Unless you’ve been living alone on an island for the past year, you probably know that the series finale of Lost aired last night. The plot of the Lost finale ended up aggravating a number of fans, but early estimates show that the episode got strong (though not fantastic) ratings. And the finale, which lasted two and a half hours, was undoubtedly a money maker for ABC, as there were more than 100 commercials aired.
While most Lost fans are scratching their heads trying to figure out what happened on the final episode (and most Lost haters are scratching their heads wondering why people still care about the show), one group seems to be especially sad to say goodbye to Lost: Hawaiians.
For those who don’t know, Lost focuses on a cast of characters who have survived a plane crash only to end up on an island with paranormal significance. The show is filmed in Hawaii and during the past six seasons, the series has funneled a good amount of money into Hawaii’s economy and small businesses.

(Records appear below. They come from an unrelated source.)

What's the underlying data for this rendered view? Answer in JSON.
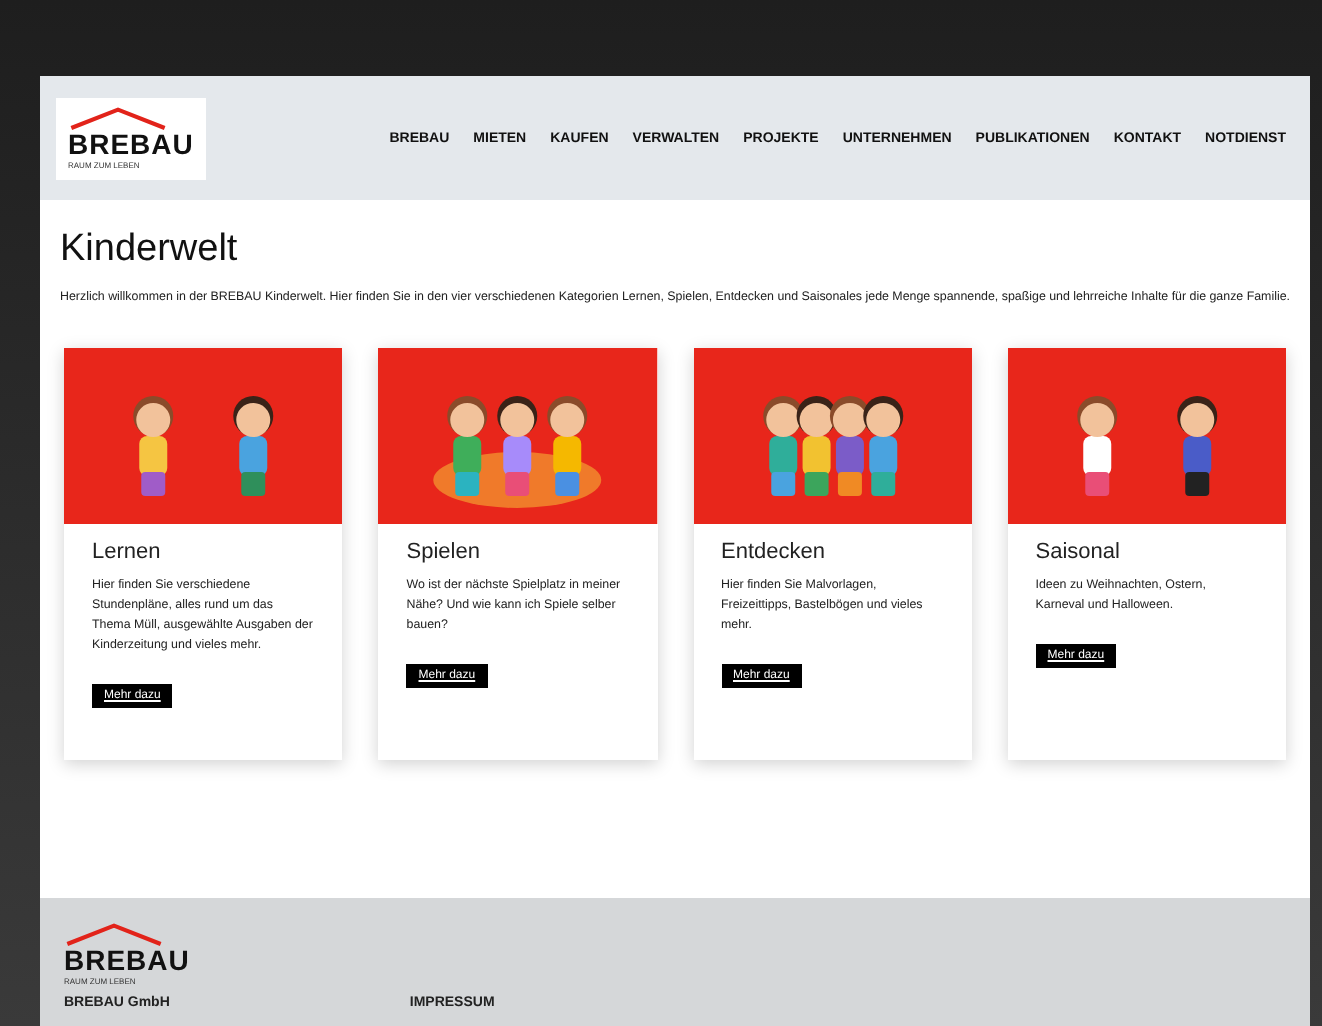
{
  "header": {
    "logo": {
      "name": "BREBAU",
      "tagline": "RAUM ZUM LEBEN"
    },
    "nav": [
      "BREBAU",
      "MIETEN",
      "KAUFEN",
      "VERWALTEN",
      "PROJEKTE",
      "UNTERNEHMEN",
      "PUBLIKATIONEN",
      "KONTAKT",
      "NOTDIENST"
    ]
  },
  "page": {
    "title": "Kinderwelt",
    "intro": "Herzlich willkommen in der BREBAU Kinderwelt. Hier finden Sie in den vier verschiedenen Kategorien Lernen, Spielen, Entdecken und Saisonales jede Menge spannende, spaßige und lehrreiche Inhalte für die ganze Familie."
  },
  "cards": [
    {
      "title": "Lernen",
      "text": "Hier finden Sie verschiedene Stundenpläne, alles rund um das Thema Müll, ausgewählte Ausgaben der Kinderzeitung und vieles mehr.",
      "button": "Mehr dazu"
    },
    {
      "title": "Spielen",
      "text": "Wo ist der nächste Spielplatz in meiner Nähe? Und wie kann ich Spiele selber bauen?",
      "button": "Mehr dazu"
    },
    {
      "title": "Entdecken",
      "text": "Hier finden Sie Malvorlagen, Freizeittipps, Bastelbögen und vieles mehr.",
      "button": "Mehr dazu"
    },
    {
      "title": "Saisonal",
      "text": "Ideen zu Weihnachten, Ostern, Karneval und Halloween.",
      "button": "Mehr dazu"
    }
  ],
  "footer": {
    "logo": {
      "name": "BREBAU",
      "tagline": "RAUM ZUM LEBEN"
    },
    "company": "BREBAU GmbH",
    "link": "IMPRESSUM"
  }
}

According to The Wall Street Journal, the show “was a rare island of stability in an otherwise erratic industry. The state hadn't had a long-running production since ‘Magnum, P.I.’ shut down in 1988 after eight seasons.”
Pacific Island Products, a Hawaiian company that makes foam goods, earned $450,000 from the show by supplying foam to make the sets. The show hired nearly 800 locals to be stagehands and security guards and others like Ed Kos have launched successful Lost tours, which catered to lost fans.